For context, here are his first and second half splits from Baseball Reference.

  • 1st half: .302 BA/27 HRs/84 RBIs
  • 2nd half: .233 BA/10 HRs/32 RBIs

In order to analyze Josh Bell at the plate, you must first acknowledge that he is a switch hitter. While he is significantly better from the left side of the plate, both from a power and average standpoint, his ability to swing from either side is part of the Jekyll and Hyde story from last season.

It appears as if teams were unaware or unconcerned with his preference for the left side as they didn't seem to make much of an effort to force him to the right side of the plate early on. As you can see from the graph below, there was a more concerted effort by teams to match Bell up with left-handed pitches in order to force him to his weaker side.

Brooksbaseball-Chart (1)

While I could have stop there after seeing Bell's splits between right and left-handed pitching, it didn't feel like the whole story, and it wasn't.

It wasn't just who was pitching to Josh Bell that made a difference, but also how they were pitching to him.

Early in the season, Bell feasted on first pitches, hitting .366 with 14 extra base hits. That makes sense considering 57.6% of first pitches to him last season were fastballs, and he is a good fastball hitter. So, his approach was to sit on the fastball, and he was right more often than not.

Pitchers caught on to this and you could see in the deviation from the original plan against Bell. After the all-star break, he saw fastballs on only 49% of first pitches. It's not a huge decrease, but a bet on a fastball went from being a winning one to a losing one, and it kept Bell off-balance.

Pitchers started throwing more and more breaking balls and changeups to Josh low in the zone, and, at 6'4" he had trouble reaching them.

That's not all though. Remember when I said that Bell got more lefty match ups in the second half of the year? We already went over how he struggles against lefties, but what's interesting is that it's a south paw's fastball that he has the hardest time with. With his bat speed being slower from the right side of the plate, it becomes more important that he is able to sit on the fastball and guess correctly. Considering the better mix from opposing pitchers during the second half of the season against Bell, he wasn't able to do that.
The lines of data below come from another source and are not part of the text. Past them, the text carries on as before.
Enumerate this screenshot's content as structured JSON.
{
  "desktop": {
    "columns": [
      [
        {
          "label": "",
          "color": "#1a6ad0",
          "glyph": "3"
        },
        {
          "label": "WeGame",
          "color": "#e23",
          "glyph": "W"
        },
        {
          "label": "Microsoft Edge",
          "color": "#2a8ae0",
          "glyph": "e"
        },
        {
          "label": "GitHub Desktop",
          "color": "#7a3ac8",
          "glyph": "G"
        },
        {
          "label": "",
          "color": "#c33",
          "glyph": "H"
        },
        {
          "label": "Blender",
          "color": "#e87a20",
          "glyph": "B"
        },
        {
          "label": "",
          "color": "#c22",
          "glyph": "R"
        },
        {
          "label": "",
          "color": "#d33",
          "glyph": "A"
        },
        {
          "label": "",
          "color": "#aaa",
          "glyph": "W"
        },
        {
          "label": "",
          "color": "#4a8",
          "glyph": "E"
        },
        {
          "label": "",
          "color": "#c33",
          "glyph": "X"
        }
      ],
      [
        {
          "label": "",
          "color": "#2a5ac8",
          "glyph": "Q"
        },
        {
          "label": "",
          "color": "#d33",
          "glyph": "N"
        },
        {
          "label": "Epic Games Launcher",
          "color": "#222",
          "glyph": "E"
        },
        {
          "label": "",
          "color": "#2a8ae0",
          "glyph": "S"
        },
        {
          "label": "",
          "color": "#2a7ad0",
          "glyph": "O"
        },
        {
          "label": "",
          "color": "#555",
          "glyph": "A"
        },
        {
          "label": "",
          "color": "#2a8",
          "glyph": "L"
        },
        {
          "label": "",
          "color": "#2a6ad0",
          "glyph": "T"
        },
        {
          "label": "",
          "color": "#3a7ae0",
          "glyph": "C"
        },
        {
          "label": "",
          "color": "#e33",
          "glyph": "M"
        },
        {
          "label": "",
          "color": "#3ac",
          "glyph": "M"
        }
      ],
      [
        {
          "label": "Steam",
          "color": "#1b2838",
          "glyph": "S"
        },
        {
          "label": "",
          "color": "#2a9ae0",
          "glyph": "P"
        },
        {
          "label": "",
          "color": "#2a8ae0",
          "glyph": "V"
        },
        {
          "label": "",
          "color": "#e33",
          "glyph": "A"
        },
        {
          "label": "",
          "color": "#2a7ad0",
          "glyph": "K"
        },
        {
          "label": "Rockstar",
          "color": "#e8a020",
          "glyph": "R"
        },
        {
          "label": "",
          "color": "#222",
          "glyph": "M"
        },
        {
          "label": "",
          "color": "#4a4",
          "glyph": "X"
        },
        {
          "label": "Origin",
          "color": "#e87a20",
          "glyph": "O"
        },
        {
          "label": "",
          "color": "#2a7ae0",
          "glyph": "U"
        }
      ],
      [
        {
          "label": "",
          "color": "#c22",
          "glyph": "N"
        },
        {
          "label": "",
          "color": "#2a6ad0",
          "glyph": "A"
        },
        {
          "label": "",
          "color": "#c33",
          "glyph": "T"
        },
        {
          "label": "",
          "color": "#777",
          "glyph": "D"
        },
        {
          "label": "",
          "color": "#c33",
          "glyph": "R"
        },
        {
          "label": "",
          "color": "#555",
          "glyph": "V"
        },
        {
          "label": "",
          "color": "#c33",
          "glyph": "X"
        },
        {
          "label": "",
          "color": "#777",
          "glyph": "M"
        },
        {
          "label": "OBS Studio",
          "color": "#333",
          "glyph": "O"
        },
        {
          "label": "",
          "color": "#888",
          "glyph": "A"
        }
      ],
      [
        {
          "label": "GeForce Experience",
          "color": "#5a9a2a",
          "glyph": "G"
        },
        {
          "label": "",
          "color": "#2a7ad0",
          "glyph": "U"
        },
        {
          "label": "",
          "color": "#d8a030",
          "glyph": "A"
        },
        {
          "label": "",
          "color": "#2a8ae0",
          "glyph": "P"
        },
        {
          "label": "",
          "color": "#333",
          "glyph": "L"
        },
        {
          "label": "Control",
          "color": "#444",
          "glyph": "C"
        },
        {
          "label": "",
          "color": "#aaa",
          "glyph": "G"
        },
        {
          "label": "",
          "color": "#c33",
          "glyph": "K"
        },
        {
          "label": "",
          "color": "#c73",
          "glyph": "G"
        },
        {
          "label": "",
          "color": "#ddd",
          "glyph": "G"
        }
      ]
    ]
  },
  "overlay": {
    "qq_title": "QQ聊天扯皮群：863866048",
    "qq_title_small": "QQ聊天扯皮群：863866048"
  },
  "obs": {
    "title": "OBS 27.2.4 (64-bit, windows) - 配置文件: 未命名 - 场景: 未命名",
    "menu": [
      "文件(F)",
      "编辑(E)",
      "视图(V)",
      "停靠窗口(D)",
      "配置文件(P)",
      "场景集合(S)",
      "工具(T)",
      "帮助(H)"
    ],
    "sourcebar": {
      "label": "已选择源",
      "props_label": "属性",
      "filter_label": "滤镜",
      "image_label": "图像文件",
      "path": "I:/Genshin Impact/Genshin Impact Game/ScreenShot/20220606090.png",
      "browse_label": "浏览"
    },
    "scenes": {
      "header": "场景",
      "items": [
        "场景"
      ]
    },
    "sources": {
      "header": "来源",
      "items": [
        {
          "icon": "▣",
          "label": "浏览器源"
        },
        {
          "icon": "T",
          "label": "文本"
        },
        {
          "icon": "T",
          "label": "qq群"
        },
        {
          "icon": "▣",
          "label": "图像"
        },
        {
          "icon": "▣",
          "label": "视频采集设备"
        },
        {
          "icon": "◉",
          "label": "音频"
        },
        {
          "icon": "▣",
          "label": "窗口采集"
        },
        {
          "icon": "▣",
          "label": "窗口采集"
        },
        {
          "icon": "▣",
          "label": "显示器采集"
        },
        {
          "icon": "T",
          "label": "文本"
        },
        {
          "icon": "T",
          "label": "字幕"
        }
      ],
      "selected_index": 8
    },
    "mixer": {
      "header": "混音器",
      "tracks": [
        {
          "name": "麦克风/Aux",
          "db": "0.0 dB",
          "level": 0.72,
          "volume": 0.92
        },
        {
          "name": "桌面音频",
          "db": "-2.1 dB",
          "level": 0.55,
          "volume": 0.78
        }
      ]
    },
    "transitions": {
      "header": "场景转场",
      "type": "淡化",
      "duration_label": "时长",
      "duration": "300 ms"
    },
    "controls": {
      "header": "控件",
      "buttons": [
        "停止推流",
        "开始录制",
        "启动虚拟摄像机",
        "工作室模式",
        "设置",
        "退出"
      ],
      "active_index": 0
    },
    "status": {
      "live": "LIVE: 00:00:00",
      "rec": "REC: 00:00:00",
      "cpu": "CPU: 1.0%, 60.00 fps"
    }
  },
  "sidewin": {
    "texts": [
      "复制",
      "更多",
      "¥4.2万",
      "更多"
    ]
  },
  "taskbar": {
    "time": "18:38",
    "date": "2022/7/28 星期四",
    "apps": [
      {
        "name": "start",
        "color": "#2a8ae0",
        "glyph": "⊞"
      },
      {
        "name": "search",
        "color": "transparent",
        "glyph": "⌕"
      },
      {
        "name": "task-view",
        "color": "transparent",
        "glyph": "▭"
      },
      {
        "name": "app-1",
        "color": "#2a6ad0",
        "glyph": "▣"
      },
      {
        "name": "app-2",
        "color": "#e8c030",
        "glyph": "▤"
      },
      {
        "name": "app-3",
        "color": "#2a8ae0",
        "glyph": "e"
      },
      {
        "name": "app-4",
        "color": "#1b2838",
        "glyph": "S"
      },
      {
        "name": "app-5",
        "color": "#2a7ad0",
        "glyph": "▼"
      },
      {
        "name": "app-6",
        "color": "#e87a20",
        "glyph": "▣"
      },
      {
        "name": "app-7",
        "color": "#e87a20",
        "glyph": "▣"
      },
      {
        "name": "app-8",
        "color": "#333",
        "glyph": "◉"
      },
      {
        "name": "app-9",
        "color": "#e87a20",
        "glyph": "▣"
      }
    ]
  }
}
He was 1 for 16 against lefty four seamers in the second half of the season.

Hitting coach Rick Eckstein, who will be back this season, knows what he's doing and will be able to correct Bell's plate approach. I would suggest more patience from him, particularly against lefties. Josh's at-bats ended with only one pitch 13.3% of the time last season. That works great when you know what's coming, but, as we saw in 2019, pitchers catch on and adjust. Bell will need to do the same in 2020.

Whether he does that with the Pirates in 2020 is up to Ben Cherington, and we should learn more of his plans for Josh Bell this week as he, and the other GMs, are in San Diego wheeling and dealing during baseball's Winter Meetings.

There are almost certainly other factors at play that caused Bell's second-half slump, and, perhaps if he is still with the team in a month, we will go more in-depth into it if warranted. The way I see it, this is a product of Bell not quite being the complete hitter that he likely will be in the future. He's still young and his weaknesses are easier to take advantage of now than they will be when he is more experienced and savvy at the plate.

Follow Jared on Twitter: @a_piratelife